Underscoring Tavaras’ ruthlessness, Stellantis halted construction of the Windsor plant when it became concerned it wouldn’t get all the government handouts the company felt it was owed.
Stellantis appears progressive on the HR front. The Detroit News reported earlier this month that Stellantis has partnered with various schools and businesses, including Ohio State, Michigan’s Oakland University, and Amazon, to run training academies and teach employees the software skills the company needs to migrate to electric vehicles. Stellantis pays for the cost of the training.
“Basically, we’re getting paid to go back to school,” Adam Goodes, a Stellantis engineer who graduated from the data academy, told the News. “It just excelled everything that I was hoping for.”
Stellantis has yet to agree to adopt Tesla’s charging standard, and Tavaras validated my concern when I questioned the wisdom of Ford’s decision to do so.
“Any responsible carmaker will avoid by any means necessary putting his or her company at the dependence of a competitor,” Tavaras said in January, nearly six months before Ford surrendered to Tesla. GM quickly followed suit, and then Rivian and Mercedes felt compelled to also adopt the standard. That could force Stellantis to fall into line, an example how a weak competitor can cause industry harm.
It doesn’t appear that Tavares regards GM and Ford as his most threatening competitors, but rather Tesla and China’s automakers. He insists Stellantis is well positioned to compete.
Tavaras says Stellantis has a 14.4% percent profit margin, while Tesla’s profit margin has fallen to 10.5% from 17% because of aggressive cost cutting to maintain market share. He estimates GM’s profit margin at 8.3%, a tad higher than the margin Ford’s Farley says he’d be happy with.
“If we are racing for the bottom in terms of facing the Chinese with price cuts, Tesla will have problems with that strategy before we do, because we are more profitable than Tesla,” Tavaras said.
The U.S. is still in the early innings of EV conversion, and perhaps Barra and Farley will prove me wrong about my skepticism of their leadership. At this moment, my doubts are proving correct.
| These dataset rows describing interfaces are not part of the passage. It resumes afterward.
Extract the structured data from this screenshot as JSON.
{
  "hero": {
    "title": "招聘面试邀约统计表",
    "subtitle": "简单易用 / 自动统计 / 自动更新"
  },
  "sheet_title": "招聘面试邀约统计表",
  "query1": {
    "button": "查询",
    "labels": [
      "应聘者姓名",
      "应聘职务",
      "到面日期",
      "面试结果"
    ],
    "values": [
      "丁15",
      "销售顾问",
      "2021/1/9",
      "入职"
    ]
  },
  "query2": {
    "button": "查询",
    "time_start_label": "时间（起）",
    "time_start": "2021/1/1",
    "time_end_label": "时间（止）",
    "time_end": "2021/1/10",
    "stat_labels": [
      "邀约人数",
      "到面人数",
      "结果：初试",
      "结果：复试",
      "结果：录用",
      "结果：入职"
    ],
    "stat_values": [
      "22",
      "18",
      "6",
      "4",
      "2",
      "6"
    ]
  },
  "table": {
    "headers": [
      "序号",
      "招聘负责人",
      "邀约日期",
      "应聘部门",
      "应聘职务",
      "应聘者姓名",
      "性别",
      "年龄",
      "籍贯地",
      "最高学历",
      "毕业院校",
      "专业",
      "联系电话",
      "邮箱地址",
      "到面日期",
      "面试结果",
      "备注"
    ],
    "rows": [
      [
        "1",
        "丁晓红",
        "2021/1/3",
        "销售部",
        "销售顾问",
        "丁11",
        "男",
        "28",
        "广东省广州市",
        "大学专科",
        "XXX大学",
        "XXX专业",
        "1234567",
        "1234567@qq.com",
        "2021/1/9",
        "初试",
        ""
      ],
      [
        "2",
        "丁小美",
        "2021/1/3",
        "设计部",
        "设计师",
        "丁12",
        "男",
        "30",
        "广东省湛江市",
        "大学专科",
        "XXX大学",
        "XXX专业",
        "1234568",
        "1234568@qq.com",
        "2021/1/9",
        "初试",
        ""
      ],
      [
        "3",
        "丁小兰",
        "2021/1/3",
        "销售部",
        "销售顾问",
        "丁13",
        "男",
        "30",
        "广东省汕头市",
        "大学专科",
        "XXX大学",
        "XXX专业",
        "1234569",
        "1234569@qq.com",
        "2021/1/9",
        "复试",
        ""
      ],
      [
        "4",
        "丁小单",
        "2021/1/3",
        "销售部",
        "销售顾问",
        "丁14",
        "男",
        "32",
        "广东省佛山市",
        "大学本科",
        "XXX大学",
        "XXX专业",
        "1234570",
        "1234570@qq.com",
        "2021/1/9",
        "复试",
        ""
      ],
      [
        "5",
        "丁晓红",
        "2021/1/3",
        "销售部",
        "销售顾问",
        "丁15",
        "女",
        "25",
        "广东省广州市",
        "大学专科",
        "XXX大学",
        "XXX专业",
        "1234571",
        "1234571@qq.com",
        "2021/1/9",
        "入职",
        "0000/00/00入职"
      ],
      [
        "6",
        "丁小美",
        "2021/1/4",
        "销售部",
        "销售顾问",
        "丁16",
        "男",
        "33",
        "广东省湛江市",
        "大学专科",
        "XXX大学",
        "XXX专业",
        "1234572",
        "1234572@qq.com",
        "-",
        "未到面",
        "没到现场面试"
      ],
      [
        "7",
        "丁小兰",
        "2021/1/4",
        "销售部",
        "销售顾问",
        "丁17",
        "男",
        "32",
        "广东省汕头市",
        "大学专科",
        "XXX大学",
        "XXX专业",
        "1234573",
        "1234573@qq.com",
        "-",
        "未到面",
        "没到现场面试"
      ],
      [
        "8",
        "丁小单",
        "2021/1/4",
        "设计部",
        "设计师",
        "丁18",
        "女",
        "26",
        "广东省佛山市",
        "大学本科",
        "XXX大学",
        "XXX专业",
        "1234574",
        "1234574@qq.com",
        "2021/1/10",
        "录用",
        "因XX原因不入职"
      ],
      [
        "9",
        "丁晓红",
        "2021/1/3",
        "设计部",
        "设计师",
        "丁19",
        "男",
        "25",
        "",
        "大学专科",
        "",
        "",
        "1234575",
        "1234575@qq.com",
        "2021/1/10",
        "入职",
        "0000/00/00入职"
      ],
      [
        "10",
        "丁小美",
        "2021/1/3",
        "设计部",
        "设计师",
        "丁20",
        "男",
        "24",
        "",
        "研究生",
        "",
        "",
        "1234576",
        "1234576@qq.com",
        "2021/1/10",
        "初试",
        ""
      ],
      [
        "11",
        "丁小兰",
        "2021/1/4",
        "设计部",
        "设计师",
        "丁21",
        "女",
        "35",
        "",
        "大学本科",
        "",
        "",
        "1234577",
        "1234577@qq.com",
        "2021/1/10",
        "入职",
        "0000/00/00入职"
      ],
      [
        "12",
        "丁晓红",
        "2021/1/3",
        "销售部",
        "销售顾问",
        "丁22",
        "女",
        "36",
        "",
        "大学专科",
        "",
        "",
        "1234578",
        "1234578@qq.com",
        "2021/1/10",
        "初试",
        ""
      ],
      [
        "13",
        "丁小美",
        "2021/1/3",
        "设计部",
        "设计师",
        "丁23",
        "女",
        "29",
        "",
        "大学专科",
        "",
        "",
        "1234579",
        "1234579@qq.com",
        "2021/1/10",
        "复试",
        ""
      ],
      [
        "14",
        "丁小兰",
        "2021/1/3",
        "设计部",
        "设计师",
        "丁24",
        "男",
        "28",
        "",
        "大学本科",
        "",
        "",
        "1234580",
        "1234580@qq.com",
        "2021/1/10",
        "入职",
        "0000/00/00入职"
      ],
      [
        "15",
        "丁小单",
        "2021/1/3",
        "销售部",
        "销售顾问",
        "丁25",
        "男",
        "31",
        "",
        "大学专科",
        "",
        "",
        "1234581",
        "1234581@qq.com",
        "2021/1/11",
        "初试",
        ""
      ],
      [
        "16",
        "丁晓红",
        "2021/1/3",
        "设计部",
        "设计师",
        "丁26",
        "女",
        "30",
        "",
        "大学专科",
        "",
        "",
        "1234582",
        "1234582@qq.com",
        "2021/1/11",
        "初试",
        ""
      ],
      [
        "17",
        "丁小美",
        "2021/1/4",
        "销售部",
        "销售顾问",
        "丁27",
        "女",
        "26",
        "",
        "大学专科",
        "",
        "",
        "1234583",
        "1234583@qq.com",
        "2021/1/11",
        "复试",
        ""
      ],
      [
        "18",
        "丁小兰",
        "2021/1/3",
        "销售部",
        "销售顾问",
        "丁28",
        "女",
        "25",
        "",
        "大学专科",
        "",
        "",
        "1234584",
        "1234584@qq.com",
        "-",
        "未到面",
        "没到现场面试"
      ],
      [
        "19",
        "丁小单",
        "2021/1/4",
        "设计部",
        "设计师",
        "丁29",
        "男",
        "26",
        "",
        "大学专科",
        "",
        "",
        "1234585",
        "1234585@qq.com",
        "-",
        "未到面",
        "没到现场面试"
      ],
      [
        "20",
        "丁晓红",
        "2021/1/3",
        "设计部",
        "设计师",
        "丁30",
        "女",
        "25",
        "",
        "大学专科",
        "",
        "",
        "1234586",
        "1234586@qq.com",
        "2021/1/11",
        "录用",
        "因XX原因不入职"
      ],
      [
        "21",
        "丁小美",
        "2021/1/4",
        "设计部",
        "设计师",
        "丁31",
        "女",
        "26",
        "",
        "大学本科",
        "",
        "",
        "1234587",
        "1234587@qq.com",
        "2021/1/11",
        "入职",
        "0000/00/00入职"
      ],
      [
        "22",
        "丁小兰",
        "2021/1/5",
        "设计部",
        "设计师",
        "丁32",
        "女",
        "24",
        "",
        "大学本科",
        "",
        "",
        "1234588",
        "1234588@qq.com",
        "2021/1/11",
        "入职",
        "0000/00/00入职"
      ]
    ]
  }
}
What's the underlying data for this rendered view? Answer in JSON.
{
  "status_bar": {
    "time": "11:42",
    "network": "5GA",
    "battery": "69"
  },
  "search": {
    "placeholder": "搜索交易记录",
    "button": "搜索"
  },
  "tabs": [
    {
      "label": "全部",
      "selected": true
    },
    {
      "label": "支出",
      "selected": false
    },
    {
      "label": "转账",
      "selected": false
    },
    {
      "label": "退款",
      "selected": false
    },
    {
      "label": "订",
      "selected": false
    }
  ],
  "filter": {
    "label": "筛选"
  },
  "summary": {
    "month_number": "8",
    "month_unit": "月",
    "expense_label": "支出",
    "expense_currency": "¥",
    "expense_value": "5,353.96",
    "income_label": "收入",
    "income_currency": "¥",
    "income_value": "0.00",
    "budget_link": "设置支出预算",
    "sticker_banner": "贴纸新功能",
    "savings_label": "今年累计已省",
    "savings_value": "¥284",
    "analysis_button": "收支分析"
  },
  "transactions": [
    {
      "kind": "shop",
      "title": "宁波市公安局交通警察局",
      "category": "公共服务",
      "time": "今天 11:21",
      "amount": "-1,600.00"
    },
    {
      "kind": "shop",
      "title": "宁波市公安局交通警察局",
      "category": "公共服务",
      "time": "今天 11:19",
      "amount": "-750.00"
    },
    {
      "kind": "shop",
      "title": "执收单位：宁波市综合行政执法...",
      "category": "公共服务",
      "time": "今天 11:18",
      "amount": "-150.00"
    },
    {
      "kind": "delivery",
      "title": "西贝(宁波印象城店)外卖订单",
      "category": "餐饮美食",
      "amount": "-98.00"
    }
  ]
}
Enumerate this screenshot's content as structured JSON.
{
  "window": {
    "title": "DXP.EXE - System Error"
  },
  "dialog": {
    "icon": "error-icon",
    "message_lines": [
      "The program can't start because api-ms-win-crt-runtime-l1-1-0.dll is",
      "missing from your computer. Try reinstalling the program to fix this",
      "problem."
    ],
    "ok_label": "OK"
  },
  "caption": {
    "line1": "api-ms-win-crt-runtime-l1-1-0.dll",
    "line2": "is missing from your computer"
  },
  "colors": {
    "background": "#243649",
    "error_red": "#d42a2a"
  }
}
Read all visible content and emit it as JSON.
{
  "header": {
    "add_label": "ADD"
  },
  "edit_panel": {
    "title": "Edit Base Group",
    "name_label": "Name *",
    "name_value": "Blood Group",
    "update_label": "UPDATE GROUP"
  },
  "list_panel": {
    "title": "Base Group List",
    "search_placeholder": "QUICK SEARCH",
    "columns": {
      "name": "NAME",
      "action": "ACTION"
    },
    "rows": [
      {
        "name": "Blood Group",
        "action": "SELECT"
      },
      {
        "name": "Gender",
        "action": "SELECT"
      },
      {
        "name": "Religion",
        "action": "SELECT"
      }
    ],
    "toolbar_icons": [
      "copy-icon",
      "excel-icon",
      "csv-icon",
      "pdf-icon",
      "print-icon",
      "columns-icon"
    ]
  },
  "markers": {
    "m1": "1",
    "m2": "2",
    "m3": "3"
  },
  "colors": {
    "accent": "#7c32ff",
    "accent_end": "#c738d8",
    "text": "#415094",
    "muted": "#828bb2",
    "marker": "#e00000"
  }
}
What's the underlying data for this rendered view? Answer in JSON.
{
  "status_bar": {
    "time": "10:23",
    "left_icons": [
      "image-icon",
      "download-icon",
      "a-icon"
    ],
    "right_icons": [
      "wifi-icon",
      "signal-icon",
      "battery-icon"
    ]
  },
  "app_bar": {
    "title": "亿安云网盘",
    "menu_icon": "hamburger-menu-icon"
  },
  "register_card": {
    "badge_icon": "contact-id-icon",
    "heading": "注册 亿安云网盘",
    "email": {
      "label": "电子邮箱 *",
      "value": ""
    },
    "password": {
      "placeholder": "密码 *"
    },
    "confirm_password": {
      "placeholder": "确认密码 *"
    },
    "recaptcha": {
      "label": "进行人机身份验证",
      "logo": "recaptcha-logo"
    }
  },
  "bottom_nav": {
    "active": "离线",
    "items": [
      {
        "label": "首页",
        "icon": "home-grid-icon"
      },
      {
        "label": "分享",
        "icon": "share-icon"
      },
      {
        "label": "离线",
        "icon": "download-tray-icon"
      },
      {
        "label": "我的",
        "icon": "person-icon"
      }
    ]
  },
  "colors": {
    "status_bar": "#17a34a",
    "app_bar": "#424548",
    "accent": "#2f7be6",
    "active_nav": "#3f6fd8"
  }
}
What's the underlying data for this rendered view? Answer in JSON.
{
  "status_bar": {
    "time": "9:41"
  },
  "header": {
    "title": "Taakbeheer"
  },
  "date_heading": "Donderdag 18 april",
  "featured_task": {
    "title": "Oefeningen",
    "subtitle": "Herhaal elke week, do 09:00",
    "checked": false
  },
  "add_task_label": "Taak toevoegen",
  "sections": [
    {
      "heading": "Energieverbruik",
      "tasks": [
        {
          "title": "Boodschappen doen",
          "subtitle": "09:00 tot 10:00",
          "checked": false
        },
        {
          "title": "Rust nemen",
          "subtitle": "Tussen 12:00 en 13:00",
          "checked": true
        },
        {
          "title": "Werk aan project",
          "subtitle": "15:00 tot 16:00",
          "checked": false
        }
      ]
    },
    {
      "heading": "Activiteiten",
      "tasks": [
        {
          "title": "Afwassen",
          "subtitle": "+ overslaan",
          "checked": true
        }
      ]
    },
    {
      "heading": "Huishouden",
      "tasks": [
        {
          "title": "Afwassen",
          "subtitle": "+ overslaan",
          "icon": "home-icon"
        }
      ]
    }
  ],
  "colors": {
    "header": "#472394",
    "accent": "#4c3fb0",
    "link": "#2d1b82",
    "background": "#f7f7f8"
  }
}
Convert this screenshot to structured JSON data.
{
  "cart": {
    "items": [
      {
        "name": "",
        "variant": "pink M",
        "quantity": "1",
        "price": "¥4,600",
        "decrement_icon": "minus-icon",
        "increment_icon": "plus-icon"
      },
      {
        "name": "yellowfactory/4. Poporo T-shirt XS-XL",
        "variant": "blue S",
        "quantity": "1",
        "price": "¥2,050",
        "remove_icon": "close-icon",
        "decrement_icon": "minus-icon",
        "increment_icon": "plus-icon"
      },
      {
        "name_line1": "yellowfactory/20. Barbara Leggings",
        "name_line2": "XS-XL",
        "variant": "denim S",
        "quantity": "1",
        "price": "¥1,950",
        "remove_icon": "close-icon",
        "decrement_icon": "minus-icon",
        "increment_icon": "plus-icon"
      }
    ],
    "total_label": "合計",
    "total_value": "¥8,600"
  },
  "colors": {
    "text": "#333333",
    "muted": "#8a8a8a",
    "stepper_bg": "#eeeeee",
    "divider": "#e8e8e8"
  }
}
GM recently reported its rollout of EVs is going poorly and a trade publication reported that its Cadillac Lyriq is selling below its sticker price, despite limited supply. Ford’s EV rollout is so disastrous the company is curtailing its ambitions and considering manufacturing more hybrids, following Tavaras’ wisdom.
I’m no longer a choir of one doubting the EV leadership and capabilities of Barra and Farley.
G.M. is “way behind where they should be,” Sam Fiorani, vice president of global vehicle forecasting at AutoForecast Solutions, told the New York Times. “If they’re having trouble with the first wave of these new E.V.s, and if they can’t roll them out, that’s not good for the next wave of higher-volume models.”
A market analyst just published a blistering report about Farley and his EV grandiosity.
Tavaras is well compensated for his efforts. He received $26 million in 2022 compensation, and despite achieving a blowout year and beating market expectations, a few investors opposed the payout because it was significantly higher than European companies pay their CEOs.
Barra and Farley respectively received $29 million and $21 million in compensation last year.
Tavaras clearly doesn’t need my advice, but I still wonder if the Stellantis name isn’t a marketing and investor hindrance. If Tavaras keeps firing on all cylinders, I’ll think positive and imagine Stellantis as a disease that inflicts very successful and competent business executives and hope I get stricken with the ailment.